Some newer writers have trouble getting started. Hell, some old writers have trouble getting started. In this first example, I’m going to show you how to use Beat Sheets to have Sudowrite give you a push.
So, what is a beat sheet?
A beat sheet is a tool used to help organize and structure a narrative. It provides an outline of the story’s plot points, characters, and scenes that are necessary to tell the story effectively. Beat sheets can be used by writers in any form of storytelling, including film, television, novels, comic books, and video games.
One reason people sometimes have trouble getting started is that they have trouble coming up with a place to start. That’s a common problem, and it’s one that Sudowrite—and beat sheets—can help with.
For this example, we’re going to be using Jami Gold’s Romance Planning Beat Sheet. Jami's romance beat sheets are legendary in the romance community—and they're provided free so you can look at it for yourself. The Save the Cat site also has several free beat sheets, and it's also a very popular choice.
Using Act One of Jami’s beats, I created a simple document with Act One's first three beats and their descriptions. For the opening, I quickly introduced the protagonists. Then I cut and pasted the next beat, added a colon so that the second paragraph matches the differentiation point above.
Finally, I place my curser after the colon and use the Write button. (I chose the Auto option.)
With enough information, Sudowrite picked right up on what I wanted, and gave me an inciting incident, the theme, and a conflict.
You can also do this somewhat simply without using beat sheets:
Input like the above will give you:
This output, admittedly, is more humorous than serious—but this also shows you that what goes in affects what comes out. If you put "simple" in, you'll get "simple" out.

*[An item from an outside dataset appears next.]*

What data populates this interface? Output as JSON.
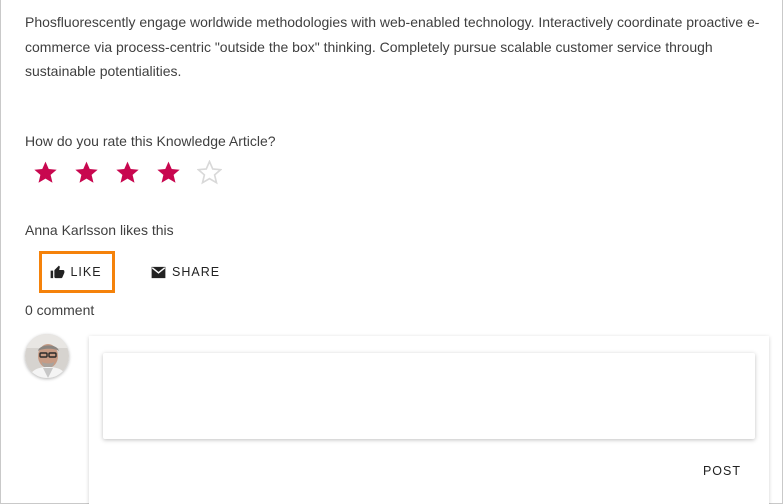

There are a lot of beat sheets available for many genres and types of writing. Experiment with them in Sudowrite to help flesh out the beats of your story!